“We have something borrowed. That was a challenge, but I think I made the perfect choice. My Uncle Frederick keeps a young man that he uses as a midnight snack. Uncle Freddy said we could borrow him for a couple of hours, but I need to bring him right home after the ceremony.”
“I understand completely. And the last something?”
“Something blue. We’ll have to get photos quickly of that one. Gerald snatched him from the city morgue’s freezer, and his cheeks and hands are a lovely aquamarine. We’ve kept him in our home deep freeze, but it’s warm in here so he probably will thaw soon and lose his color.”
“Does he have to be returned too?”
“No, but we have no use for the dead, so you and yours are welcome to him.”
“You’re a peach, Marceline. Let’s start the music and get this wedding going.”
“Your daughter is so lovely, Rachelle. When she turns, I’ll bet she keeps that delicate look.”
“She does, Marceline. Even her fangs are long and slender. Your son, Ralph, is so handsome. Does he spend much of the day in his coffin?”
“Not much. We’re weaker in the daylight, but the sun does no damage.”
“Wonderful. All is in place, and here comes Charlena with her dad. I’m going to cry, Marceline.”
“Me too, Rachelle.”

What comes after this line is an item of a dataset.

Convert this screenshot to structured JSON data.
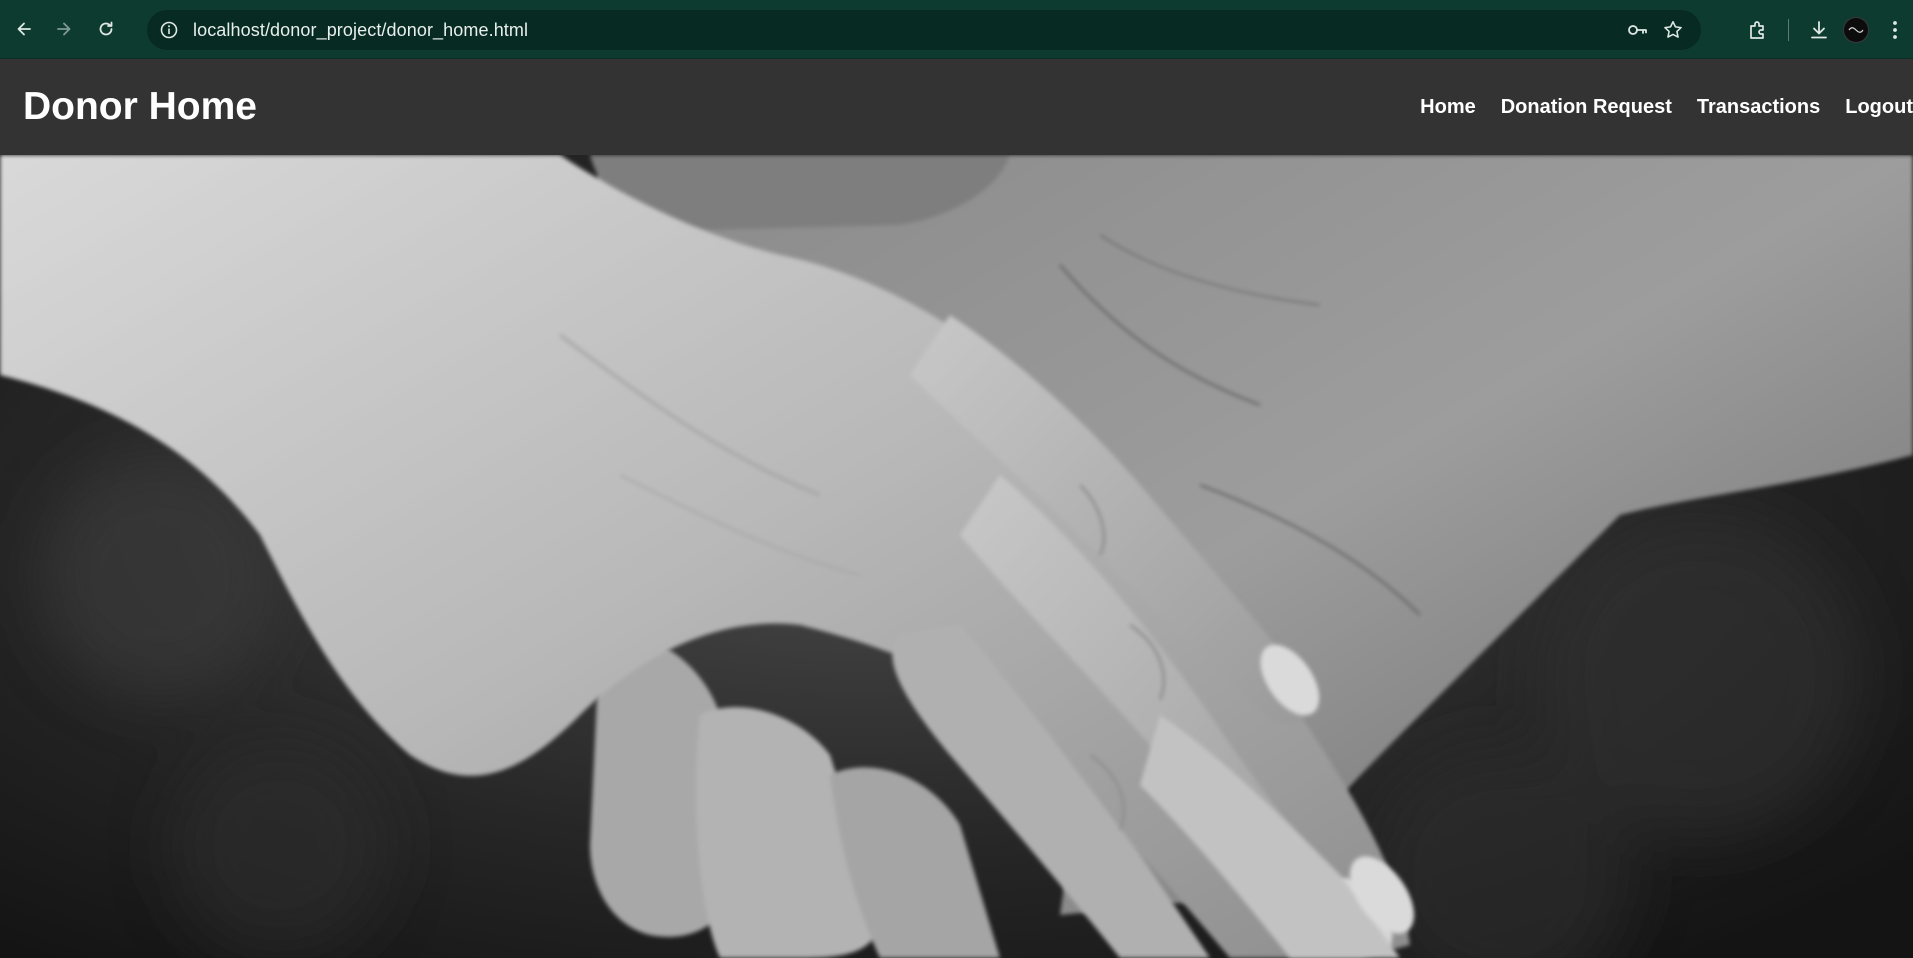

“We are gathered here this evening to join together these two young people in marriage. It warms my cold heart to see a vamp and a lycan begin their lives together. After the reception, we should all go on a hunt. Half the town is in the square tonight for a concert, and that should make for quite a nice dessert buffet…”